### WORK TO BE COMPLETED
Please copy out every line in the records below that includes the word "structured".

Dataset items
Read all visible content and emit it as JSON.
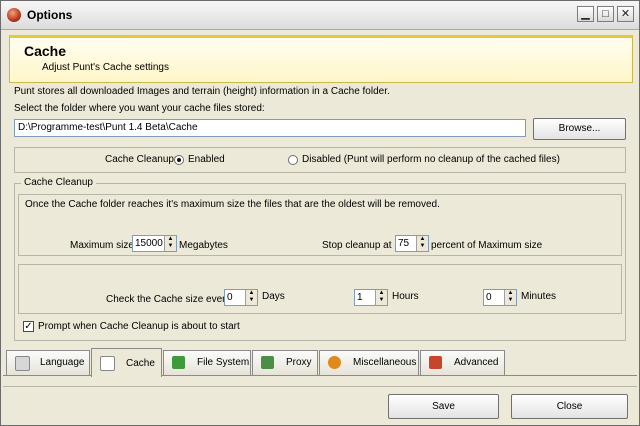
{
  "window": {
    "title": "Options"
  },
  "header": {
    "title": "Cache",
    "subtitle": "Adjust Punt's Cache settings"
  },
  "info": {
    "description": "Punt stores all downloaded Images and terrain (height) information in a Cache folder.",
    "select_prompt": "Select the folder where you want your cache files stored:"
  },
  "folder": {
    "path": "D:\\Programme-test\\Punt 1.4 Beta\\Cache",
    "browse_label": "Browse..."
  },
  "cleanup_mode": {
    "label": "Cache Cleanup:",
    "options": [
      {
        "label": "Enabled",
        "selected": true
      },
      {
        "label": "Disabled (Punt will perform no cleanup of the cached files)",
        "selected": false
      }
    ]
  },
  "cleanup_group": {
    "title": "Cache Cleanup",
    "description": "Once the Cache folder reaches it's maximum size the files that are the oldest will be removed.",
    "max_size": {
      "label": "Maximum size:",
      "value": "15000",
      "unit": "Megabytes"
    },
    "stop_cleanup": {
      "label": "Stop cleanup at",
      "value": "75",
      "unit": "percent of Maximum size"
    },
    "check_interval": {
      "label": "Check the Cache size every:",
      "days": {
        "value": "0",
        "unit": "Days"
      },
      "hours": {
        "value": "1",
        "unit": "Hours"
      },
      "minutes": {
        "value": "0",
        "unit": "Minutes"
      }
    },
    "prompt": {
      "label": "Prompt when Cache Cleanup is about to start",
      "checked": true
    }
  },
  "tabs": [
    {
      "label": "Language",
      "icon": "language-icon",
      "color": "#d7d7d7"
    },
    {
      "label": "Cache",
      "icon": "cache-icon",
      "color": "#ffffff",
      "active": true
    },
    {
      "label": "File System",
      "icon": "file-system-icon",
      "color": "#3f9b3a"
    },
    {
      "label": "Proxy",
      "icon": "proxy-icon",
      "color": "#4a8f45"
    },
    {
      "label": "Miscellaneous",
      "icon": "miscellaneous-icon",
      "color": "#e08a1c"
    },
    {
      "label": "Advanced",
      "icon": "advanced-icon",
      "color": "#c8442a"
    }
  ],
  "buttons": {
    "save_label": "Save",
    "close_label": "Close"
  }
}
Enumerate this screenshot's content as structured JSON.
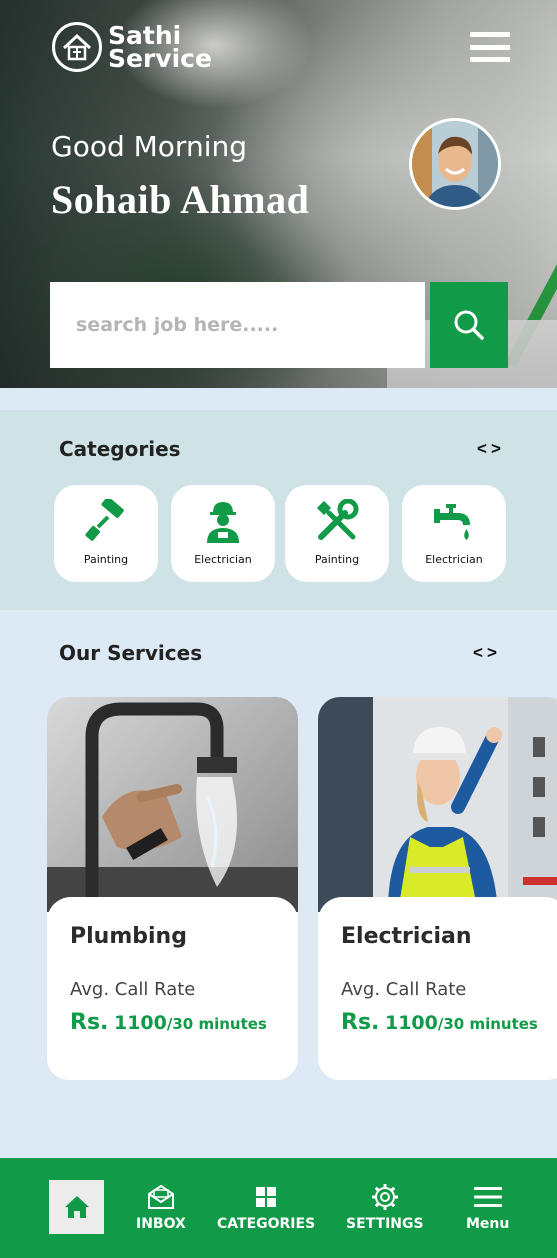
{
  "brand": {
    "line1": "Sathi",
    "line2": "Service"
  },
  "header": {
    "greeting": "Good Morning",
    "user_name": "Sohaib Ahmad"
  },
  "search": {
    "placeholder": "search job here....."
  },
  "categories": {
    "title": "Categories",
    "prev": "<",
    "next": ">",
    "items": [
      {
        "label": "Painting",
        "icon": "paint-roller-icon"
      },
      {
        "label": "Electrician",
        "icon": "electrician-worker-icon"
      },
      {
        "label": "Painting",
        "icon": "wrench-screwdriver-icon"
      },
      {
        "label": "Electrician",
        "icon": "water-tap-icon"
      }
    ]
  },
  "services": {
    "title": "Our Services",
    "prev": "<",
    "next": ">",
    "items": [
      {
        "name": "Plumbing",
        "rate_label": "Avg. Call Rate",
        "currency": "Rs.",
        "amount": "1100",
        "per": "/30 minutes"
      },
      {
        "name": "Electrician",
        "rate_label": "Avg. Call Rate",
        "currency": "Rs.",
        "amount": "1100",
        "per": "/30 minutes"
      }
    ]
  },
  "bottom_nav": {
    "items": [
      {
        "label": "",
        "icon": "home-icon"
      },
      {
        "label": "INBOX",
        "icon": "envelope-icon"
      },
      {
        "label": "CATEGORIES",
        "icon": "grid-icon"
      },
      {
        "label": "SETTINGS",
        "icon": "gear-icon"
      },
      {
        "label": "Menu",
        "icon": "hamburger-icon"
      }
    ]
  },
  "colors": {
    "brand_green": "#119a48",
    "category_bg": "#cfe3e7",
    "page_bg": "#dde9f4"
  }
}
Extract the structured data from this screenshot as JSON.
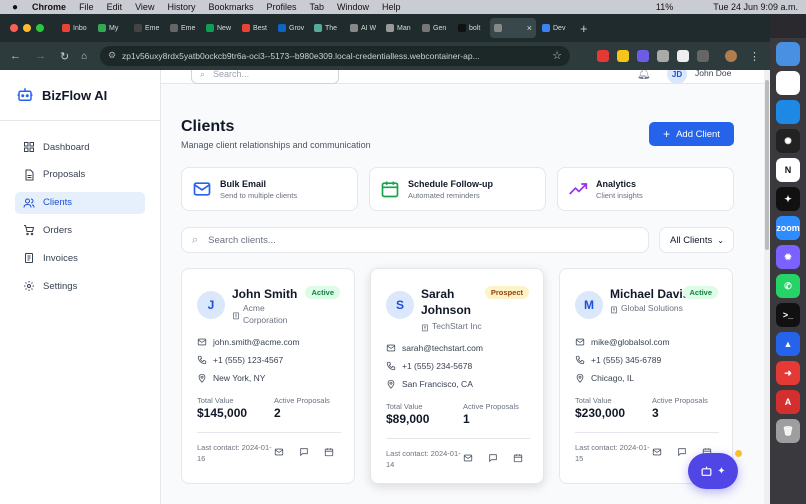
{
  "os_menu": {
    "app": "Chrome",
    "items": [
      "File",
      "Edit",
      "View",
      "History",
      "Bookmarks",
      "Profiles",
      "Tab",
      "Window",
      "Help"
    ],
    "battery": "11%",
    "clock": "Tue 24 Jun  9:09 a.m."
  },
  "browser": {
    "tabs": [
      {
        "label": "Inbo",
        "color": "#ea4335"
      },
      {
        "label": "My",
        "color": "#34a853"
      },
      {
        "label": "Eme",
        "color": "#444"
      },
      {
        "label": "Eme",
        "color": "#666"
      },
      {
        "label": "New",
        "color": "#0f9d58"
      },
      {
        "label": "Best",
        "color": "#ea4335"
      },
      {
        "label": "Grov",
        "color": "#0a66c2"
      },
      {
        "label": "The",
        "color": "#5a9"
      },
      {
        "label": "AI W",
        "color": "#888"
      },
      {
        "label": "Man",
        "color": "#999"
      },
      {
        "label": "Gen",
        "color": "#777"
      },
      {
        "label": "bolt",
        "color": "#111"
      },
      {
        "label": "",
        "color": "#888"
      },
      {
        "label": "Dev",
        "color": "#3b82f6"
      }
    ],
    "url": "zp1v56uxy8rdx5yatb0ockcb9tr6a-oci3--5173--b980e309.local-credentialless.webcontainer-ap..."
  },
  "dock": [
    {
      "name": "finder",
      "color": "#4a90e2",
      "glyph": ""
    },
    {
      "name": "chrome",
      "color": "#fff",
      "glyph": ""
    },
    {
      "name": "safari",
      "color": "#1e88e5",
      "glyph": ""
    },
    {
      "name": "chatgpt",
      "color": "#222",
      "glyph": "✺"
    },
    {
      "name": "notion",
      "color": "#fff",
      "glyph": "N"
    },
    {
      "name": "perplexity",
      "color": "#111",
      "glyph": "✦"
    },
    {
      "name": "zoom",
      "color": "#2d8cff",
      "glyph": "zoom"
    },
    {
      "name": "settings",
      "color": "#7b61ff",
      "glyph": "✹"
    },
    {
      "name": "whatsapp",
      "color": "#25d366",
      "glyph": "✆"
    },
    {
      "name": "terminal",
      "color": "#111",
      "glyph": ">_"
    },
    {
      "name": "app-blue",
      "color": "#2563eb",
      "glyph": "▲"
    },
    {
      "name": "app-red",
      "color": "#e53935",
      "glyph": "➜"
    },
    {
      "name": "acrobat",
      "color": "#d32f2f",
      "glyph": "A"
    },
    {
      "name": "trash",
      "color": "#9e9e9e",
      "glyph": "🗑"
    }
  ],
  "app": {
    "brand": "BizFlow AI",
    "nav": [
      {
        "label": "Dashboard",
        "icon": "grid-icon"
      },
      {
        "label": "Proposals",
        "icon": "document-icon"
      },
      {
        "label": "Clients",
        "icon": "users-icon",
        "active": true
      },
      {
        "label": "Orders",
        "icon": "cart-icon"
      },
      {
        "label": "Invoices",
        "icon": "invoice-icon"
      },
      {
        "label": "Settings",
        "icon": "gear-icon"
      }
    ],
    "search_placeholder": "Search...",
    "user": {
      "initials": "JD",
      "name": "John Doe"
    },
    "page_title": "Clients",
    "page_subtitle": "Manage client relationships and communication",
    "add_button": "Add Client",
    "quick_actions": [
      {
        "title": "Bulk Email",
        "subtitle": "Send to multiple clients",
        "icon": "mail-icon",
        "color": "#2563eb"
      },
      {
        "title": "Schedule Follow-up",
        "subtitle": "Automated reminders",
        "icon": "calendar-icon",
        "color": "#16a34a"
      },
      {
        "title": "Analytics",
        "subtitle": "Client insights",
        "icon": "trend-icon",
        "color": "#9333ea"
      }
    ],
    "client_search_placeholder": "Search clients...",
    "filter": "All Clients",
    "clients": [
      {
        "initial": "J",
        "name": "John Smith",
        "company": "Acme Corporation",
        "status": "Active",
        "status_kind": "active",
        "email": "john.smith@acme.com",
        "phone": "+1 (555) 123-4567",
        "location": "New York, NY",
        "total_label": "Total Value",
        "total": "$145,000",
        "proposals_label": "Active Proposals",
        "proposals": "2",
        "last_contact": "Last contact: 2024-01-16"
      },
      {
        "initial": "S",
        "name": "Sarah Johnson",
        "company": "TechStart Inc",
        "status": "Prospect",
        "status_kind": "prospect",
        "email": "sarah@techstart.com",
        "phone": "+1 (555) 234-5678",
        "location": "San Francisco, CA",
        "total_label": "Total Value",
        "total": "$89,000",
        "proposals_label": "Active Proposals",
        "proposals": "1",
        "last_contact": "Last contact: 2024-01-14"
      },
      {
        "initial": "M",
        "name": "Michael Davis",
        "company": "Global Solutions",
        "status": "Active",
        "status_kind": "active",
        "email": "mike@globalsol.com",
        "phone": "+1 (555) 345-6789",
        "location": "Chicago, IL",
        "total_label": "Total Value",
        "total": "$230,000",
        "proposals_label": "Active Proposals",
        "proposals": "3",
        "last_contact": "Last contact: 2024-01-15"
      }
    ]
  }
}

### ANSWER
Enumerate this screenshot's content as structured JSON.
Extract the structured data from this screenshot as JSON.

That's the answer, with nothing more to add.